Under Robb’s guidance, the Board also took up an aggressive rulemaking agenda:
- Putting in place a narrower joint employer standard;
- Updating representation election rules to provide more pre-election due process; and
- Moving to stop the unionization of graduate student teachers and research assistants at colleges and universities.
Robb also achieved a number of efficiencies during his term of office, reducing agency backlogs while upgrading its technology and infrastructure.
Bracing For Immediate Impact
While the Board will remain in Republican control until at least August 2021, Robb’s legacy will be difficult to maintain. His termination demonstrates that the Biden administration is intent on shifting the regulatory pendulum back to the interests of organized labor. As noted above, President Biden will most likely move swiftly to install someone into the General Counsel role who is more aligned with his political philosophy and empower them to begin unwinding Robb’s enforcement policies and related administrative initiatives. The new General Counsel is also expected to loosen the reigns on Regional Directors across the agency’s 26 Regions, allowing them to pursue cases they believe have merit – regardless of the views of a Republican Board majority that (at least for now) retains control.
Besides terminating Robb, President Biden similarly wasted no time in designating Member Lauren McFerran, the Board’s only current Democratic member, to replace Republican John Ring as Chair. Member McFerran’s appointment to Board Chair is also expected to have a significant impact over the next year and beyond. The new administration will no doubt pursue additional plans to fill the vacant fifth seat with an eye toward shifting the balance of power upon the August expiration of Republican member Emanuel’s term. McFerran’s role as Chair will ultimately afford her the opportunity to relitigate cases in which she provided a dissenting opinion, including issues related to joint employment, mandatory bargaining subjects, and employee misclassification.
While it remains to be seen whether President Biden will have enough support in the Senate to secure passage of the controversial Protecting the Right to Organize (PRO) Act, which passed the House in 2020, a new General Counsel acting in concert with a soon to be Democratic Board majority could do much of the work for him by:
- Returning to the expansive Browning-Ferris “joint employer” rule;
- Forcing mediation in deadlocked collective bargaining negotiations;
- Banning employers from holding mandatory “captive audience” meetings;
- Imposing costly financial penalties against employers for “interfering” with organizing efforts; and
- Allowing secondary boycotts and preventing employers from permanently replacing economic strikers.
It’s less a question of “if” and more a question of “when,” but sooner or later these anticipated developments will work to the detriment of unionized and non-union businesses alike. Employers should therefore take immediate steps to prepare by training their supervisors and managers on compliance with the inevitable return to more restrictive Board doctrine. You will also want to review existing policies and procedures to ensure that they are likely to survive increased scrutiny.
Fisher Phillips will continue to monitor any further developments in this area as they occur, so you should ensure you are subscribed to Fisher Phillips’ alert system to gather the most up-to-date information.
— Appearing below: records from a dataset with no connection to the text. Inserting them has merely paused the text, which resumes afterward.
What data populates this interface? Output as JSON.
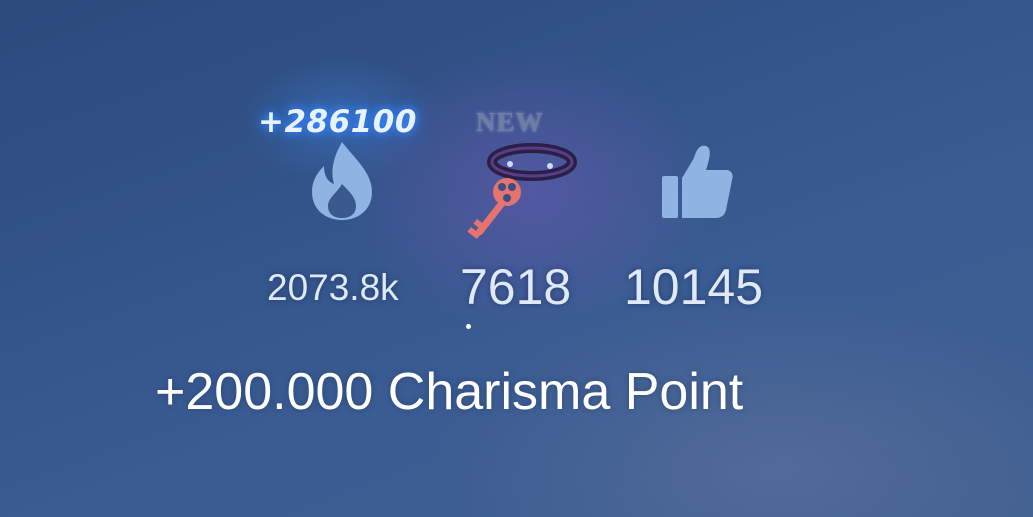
{
  "stats": {
    "popularity": {
      "icon": "flame-icon",
      "bonus": "+286100",
      "value": "2073.8k"
    },
    "item": {
      "icon": "key-icon",
      "badge": "NEW",
      "value": "7618"
    },
    "likes": {
      "icon": "thumbs-up-icon",
      "value": "10145"
    }
  },
  "reward": {
    "text": "+200.000 Charisma Point"
  },
  "colors": {
    "background": "#33548a",
    "icon": "#8fb3e2",
    "bonus_glow": "#3b8cff",
    "key": "#e5736f"
  }
}
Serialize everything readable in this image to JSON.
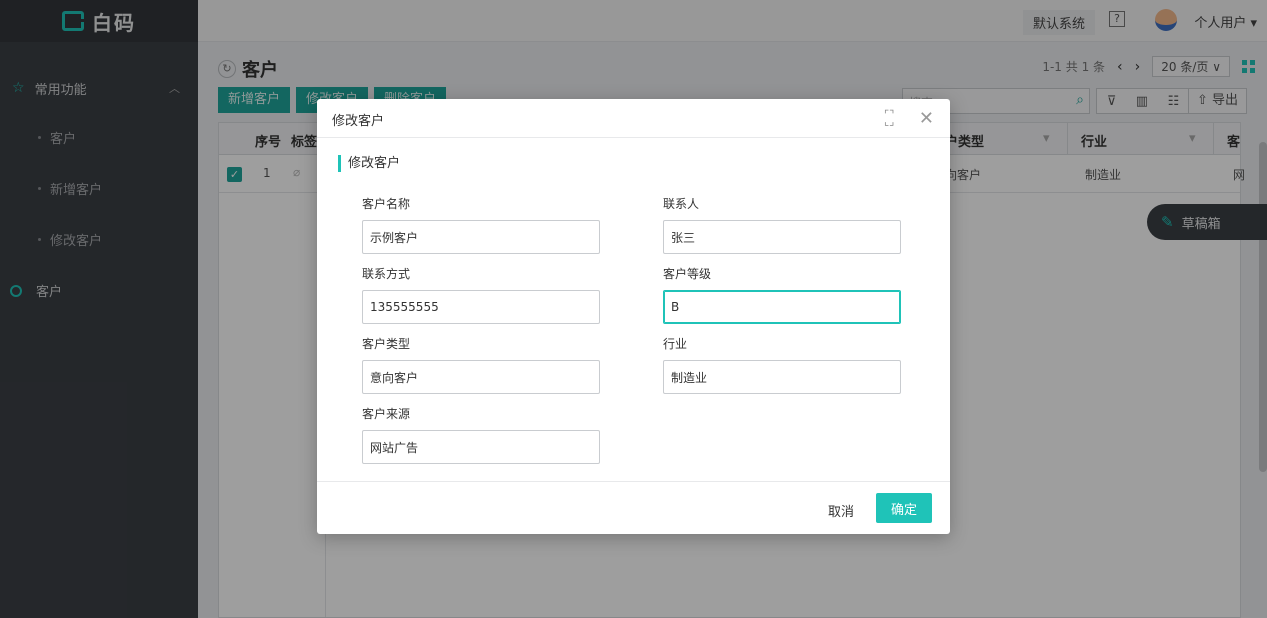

For guidance and support in preparing for these developments, we would encourage you to contact your Fisher Phillips attorney or any member of our Labor Relations Practice Group.
This Legal Alert provides an overview of a specific development. It is not intended to be, and should not be construed as, legal advice for any particular fact situation.